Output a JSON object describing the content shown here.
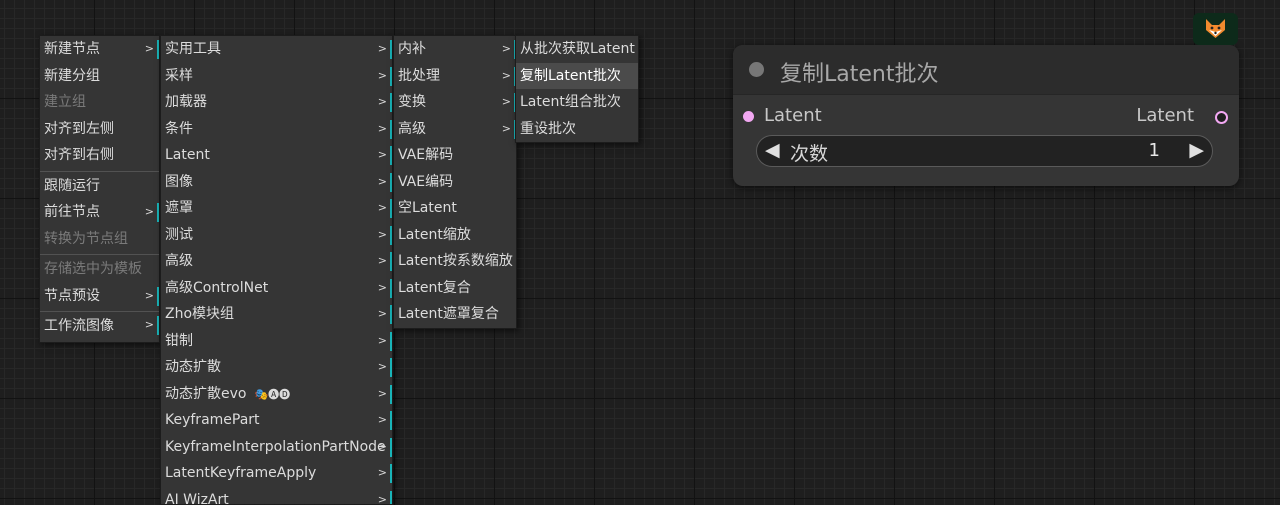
{
  "menu_level1": [
    {
      "label": "新建节点",
      "submenu": true
    },
    {
      "label": "新建分组"
    },
    {
      "label": "建立组",
      "disabled": true
    },
    {
      "label": "对齐到左侧"
    },
    {
      "label": "对齐到右侧"
    },
    {
      "label": "跟随运行",
      "separator": true
    },
    {
      "label": "前往节点",
      "submenu": true
    },
    {
      "label": "转换为节点组",
      "disabled": true
    },
    {
      "label": "存储选中为模板",
      "disabled": true,
      "separator": true
    },
    {
      "label": "节点预设",
      "submenu": true
    },
    {
      "label": "工作流图像",
      "submenu": true,
      "separator": true
    }
  ],
  "menu_level2": [
    {
      "label": "实用工具"
    },
    {
      "label": "采样"
    },
    {
      "label": "加载器"
    },
    {
      "label": "条件"
    },
    {
      "label": "Latent"
    },
    {
      "label": "图像"
    },
    {
      "label": "遮罩"
    },
    {
      "label": "测试"
    },
    {
      "label": "高级"
    },
    {
      "label": "高级ControlNet"
    },
    {
      "label": "Zho模块组"
    },
    {
      "label": "钳制"
    },
    {
      "label": "动态扩散"
    },
    {
      "label": "动态扩散evo",
      "badge": "🎭🅐🅓"
    },
    {
      "label": "KeyframePart"
    },
    {
      "label": "KeyframeInterpolationPartNode"
    },
    {
      "label": "LatentKeyframeApply"
    },
    {
      "label": "AI WizArt"
    }
  ],
  "menu_level3": [
    {
      "label": "内补",
      "submenu": true
    },
    {
      "label": "批处理",
      "submenu": true
    },
    {
      "label": "变换",
      "submenu": true
    },
    {
      "label": "高级",
      "submenu": true
    },
    {
      "label": "VAE解码"
    },
    {
      "label": "VAE编码"
    },
    {
      "label": "空Latent"
    },
    {
      "label": "Latent缩放"
    },
    {
      "label": "Latent按系数缩放"
    },
    {
      "label": "Latent复合"
    },
    {
      "label": "Latent遮罩复合"
    }
  ],
  "menu_level4": [
    {
      "label": "从批次获取Latent"
    },
    {
      "label": "复制Latent批次",
      "highlight": true
    },
    {
      "label": "Latent组合批次"
    },
    {
      "label": "重设批次"
    }
  ],
  "node": {
    "title": "复制Latent批次",
    "input_label": "Latent",
    "output_label": "Latent",
    "widget_label": "次数",
    "widget_value": "1"
  },
  "colors": {
    "accent": "#19b4b8",
    "slot_latent": "#f2a8f2",
    "menu_bg": "#353535",
    "canvas_bg": "#1e1e1e"
  },
  "icons": {
    "submenu_arrow": "chevron-right-icon",
    "widget_left": "triangle-left-icon",
    "widget_right": "triangle-right-icon",
    "top_right": "fox-icon"
  }
}
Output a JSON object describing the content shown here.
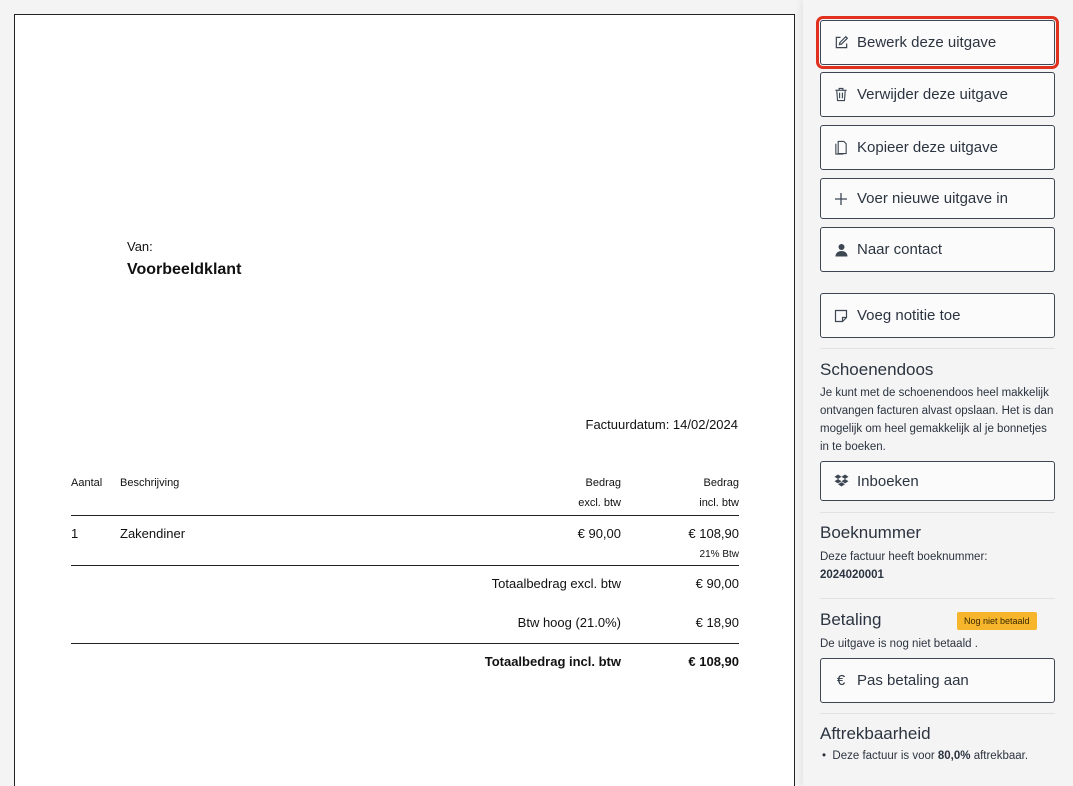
{
  "invoice": {
    "from_label": "Van:",
    "from_name": "Voorbeeldklant",
    "date_text": "Factuurdatum: 14/02/2024",
    "headers": {
      "qty": "Aantal",
      "description": "Beschrijving",
      "excl_top": "Bedrag",
      "excl_bottom": "excl. btw",
      "incl_top": "Bedrag",
      "incl_bottom": "incl. btw"
    },
    "lines": [
      {
        "qty": "1",
        "description": "Zakendiner",
        "excl": "€ 90,00",
        "incl": "€ 108,90",
        "vat": "21% Btw"
      }
    ],
    "totals": {
      "excl_label": "Totaalbedrag excl. btw",
      "excl_value": "€ 90,00",
      "vat_label": "Btw hoog (21.0%)",
      "vat_value": "€ 18,90",
      "incl_label": "Totaalbedrag incl. btw",
      "incl_value": "€ 108,90"
    }
  },
  "sidebar": {
    "buttons": {
      "edit": "Bewerk deze uitgave",
      "delete": "Verwijder deze uitgave",
      "copy": "Kopieer deze uitgave",
      "new": "Voer nieuwe uitgave in",
      "contact": "Naar contact",
      "note": "Voeg notitie toe",
      "inboeken": "Inboeken",
      "payment": "Pas betaling aan"
    },
    "schoenendoos": {
      "title": "Schoenendoos",
      "text": "Je kunt met de schoenendoos heel makkelijk ontvangen facturen alvast opslaan. Het is dan mogelijk om heel gemakkelijk al je bonnetjes in te boeken."
    },
    "boeknummer": {
      "title": "Boeknummer",
      "text": "Deze factuur heeft boeknummer:",
      "number": "2024020001"
    },
    "betaling": {
      "title": "Betaling",
      "badge": "Nog niet betaald",
      "text": "De uitgave is nog niet betaald ."
    },
    "aftrek": {
      "title": "Aftrekbaarheid",
      "text_before": "Deze factuur is voor ",
      "percent": "80,0%",
      "text_after": " aftrekbaar."
    }
  },
  "colors": {
    "highlight": "#e0301e",
    "badge": "#f7b52c",
    "button_border": "#3d4753"
  }
}
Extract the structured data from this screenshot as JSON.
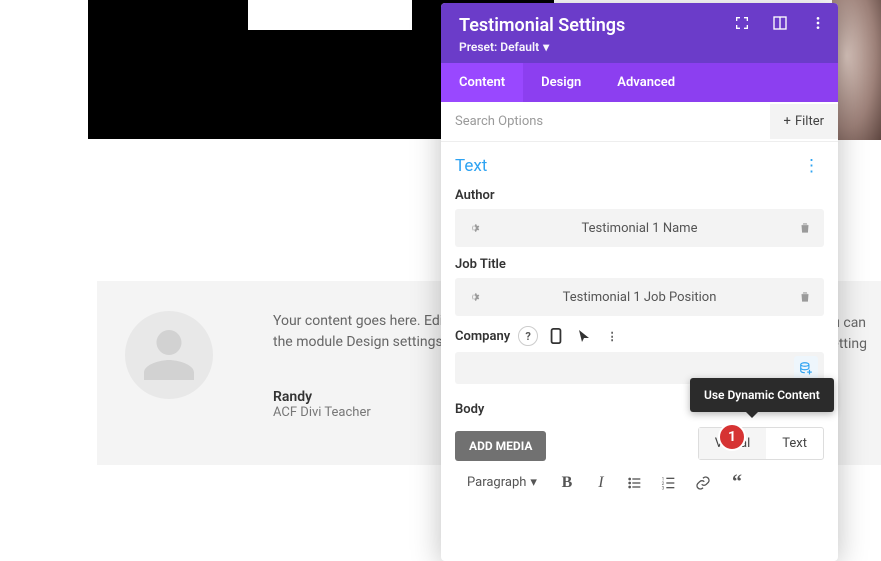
{
  "panel": {
    "title": "Testimonial Settings",
    "preset_label": "Preset: Default",
    "tabs": {
      "content": "Content",
      "design": "Design",
      "advanced": "Advanced"
    },
    "search_placeholder": "Search Options",
    "filter_label": "Filter",
    "section_title": "Text",
    "fields": {
      "author": {
        "label": "Author",
        "value": "Testimonial 1 Name"
      },
      "job_title": {
        "label": "Job Title",
        "value": "Testimonial 1 Job Position"
      },
      "company": {
        "label": "Company"
      },
      "body": {
        "label": "Body"
      }
    },
    "editor": {
      "add_media": "ADD MEDIA",
      "visual_tab": "Visual",
      "text_tab": "Text",
      "format": "Paragraph"
    },
    "tooltip": "Use Dynamic Content"
  },
  "card": {
    "content": "Your content goes here. Edit or remove this text inline or in the module Content settings. You can also style every aspect of this content in the module Design settings and even apply custom CSS to this text in the module Advanced settings.",
    "content_short_l1": "Your content goes here. Edit o",
    "content_short_l2": "the module Design settings ar",
    "content_short_r1": "ou can",
    "content_short_r2": "setting",
    "author": "Randy",
    "job": "ACF Divi Teacher"
  },
  "callouts": {
    "1": "1"
  }
}
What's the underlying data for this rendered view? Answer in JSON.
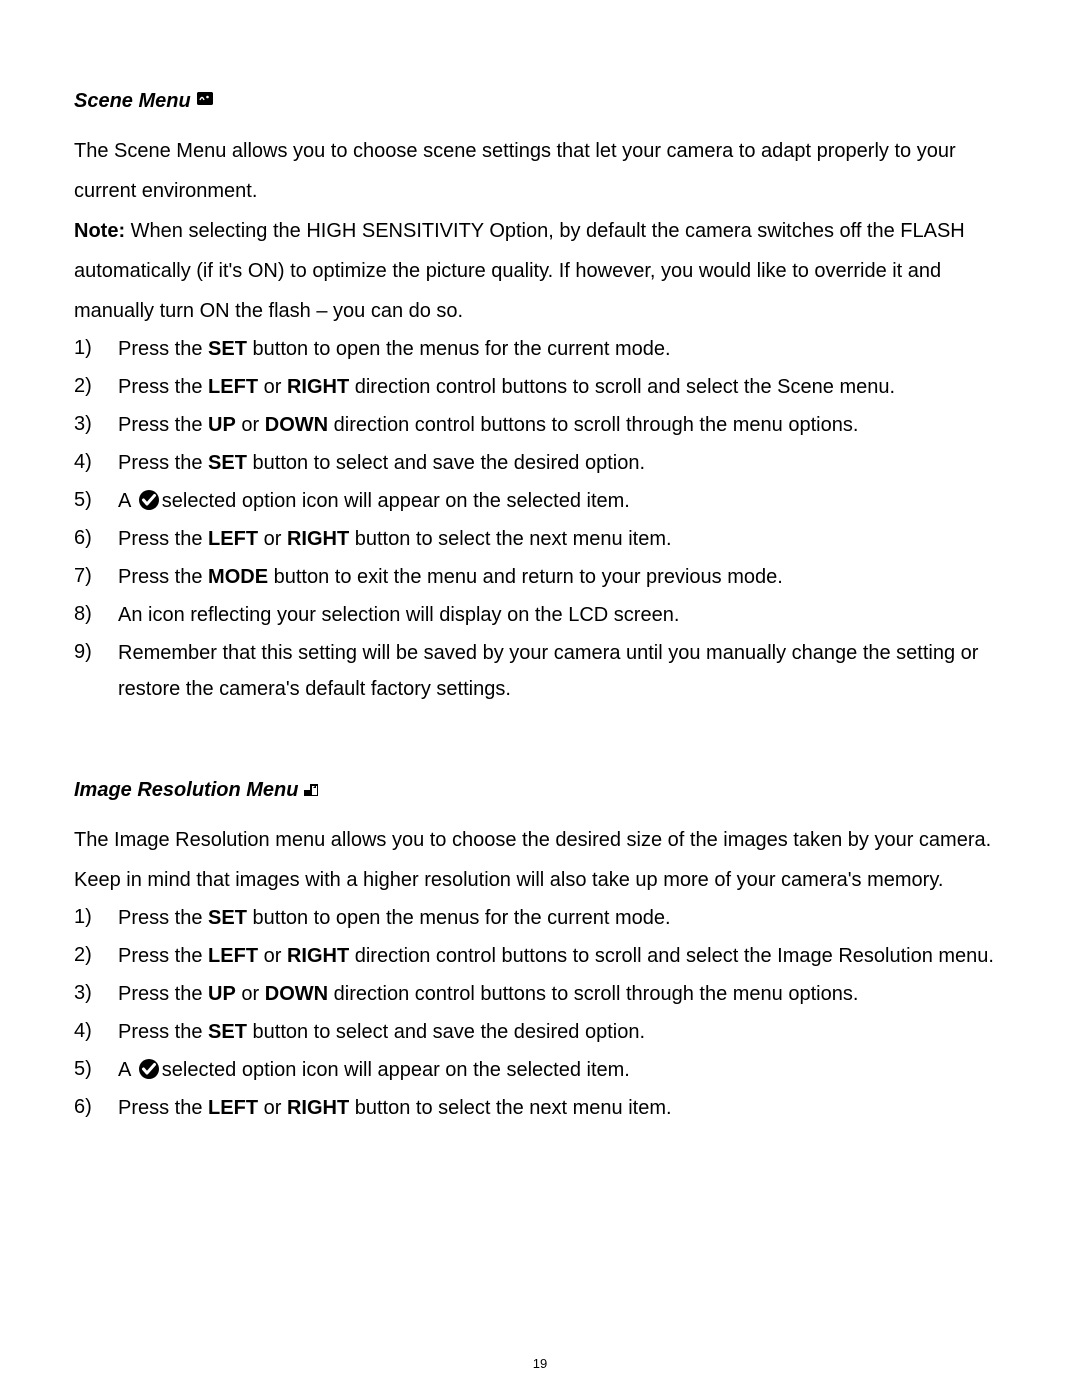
{
  "page_number": "19",
  "scene_menu": {
    "title": "Scene Menu",
    "intro": "The Scene Menu allows you to choose scene settings that let your camera to adapt properly to your current environment.",
    "note_label": "Note:",
    "note_body": "   When selecting the HIGH SENSITIVITY Option, by default the camera switches off the FLASH automatically (if it's ON) to optimize the picture quality. If however, you would like to override it and manually turn ON the flash – you can do so.",
    "steps": {
      "s1_pre": "Press the ",
      "s1_b": "SET",
      "s1_post": " button to open the menus for the current mode.",
      "s2_pre": "Press the ",
      "s2_b1": "LEFT",
      "s2_mid": " or ",
      "s2_b2": "RIGHT",
      "s2_post": " direction control buttons to scroll and select the Scene menu.",
      "s3_pre": "Press the ",
      "s3_b1": "UP",
      "s3_mid": " or ",
      "s3_b2": "DOWN",
      "s3_post": " direction control buttons to scroll through the menu options.",
      "s4_pre": "Press the ",
      "s4_b": "SET",
      "s4_post": " button to select and save the desired option.",
      "s5_pre": "A  ",
      "s5_post": "selected option icon will appear on the selected item.",
      "s6_pre": "Press the ",
      "s6_b1": "LEFT",
      "s6_mid": " or ",
      "s6_b2": "RIGHT",
      "s6_post": " button to select the next menu item.",
      "s7_pre": "Press the ",
      "s7_b": "MODE",
      "s7_post": " button to exit the menu and return to your previous mode.",
      "s8": "An icon reflecting your selection will display on the LCD screen.",
      "s9": "Remember that this setting will be saved by your camera until you manually change the setting or restore the camera's default factory settings."
    },
    "nums": {
      "n1": "1)",
      "n2": "2)",
      "n3": "3)",
      "n4": "4)",
      "n5": "5)",
      "n6": "6)",
      "n7": "7)",
      "n8": "8)",
      "n9": "9)"
    }
  },
  "image_res": {
    "title": "Image Resolution Menu",
    "intro": "The Image Resolution menu allows you to choose the desired size of the images taken by your camera. Keep in mind that images with a higher resolution will also take up more of your camera's memory.",
    "steps": {
      "s1_pre": "Press the ",
      "s1_b": "SET",
      "s1_post": " button to open the menus for the current mode.",
      "s2_pre": "Press the ",
      "s2_b1": "LEFT",
      "s2_mid": " or ",
      "s2_b2": "RIGHT",
      "s2_post": " direction control buttons to scroll and select the Image Resolution menu.",
      "s3_pre": "Press the ",
      "s3_b1": "UP",
      "s3_mid": " or ",
      "s3_b2": "DOWN",
      "s3_post": " direction control buttons to scroll through the menu options.",
      "s4_pre": "Press the ",
      "s4_b": "SET",
      "s4_post": " button to select and save the desired option.",
      "s5_pre": "A  ",
      "s5_post": "selected option icon will appear on the selected item.",
      "s6_pre": "Press the ",
      "s6_b1": "LEFT",
      "s6_mid": " or ",
      "s6_b2": "RIGHT",
      "s6_post": " button to select the next menu item."
    },
    "nums": {
      "n1": "1)",
      "n2": "2)",
      "n3": "3)",
      "n4": "4)",
      "n5": "5)",
      "n6": "6)"
    }
  }
}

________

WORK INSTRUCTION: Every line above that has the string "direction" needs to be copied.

YOUR SOLUTION:
      "s2_post": " direction control buttons to scroll and select the Scene menu.",
      "s3_post": " direction control buttons to scroll through the menu options.",
      "s2_post": " direction control buttons to scroll and select the Image Resolution menu.",
      "s3_post": " direction control buttons to scroll through the menu options.",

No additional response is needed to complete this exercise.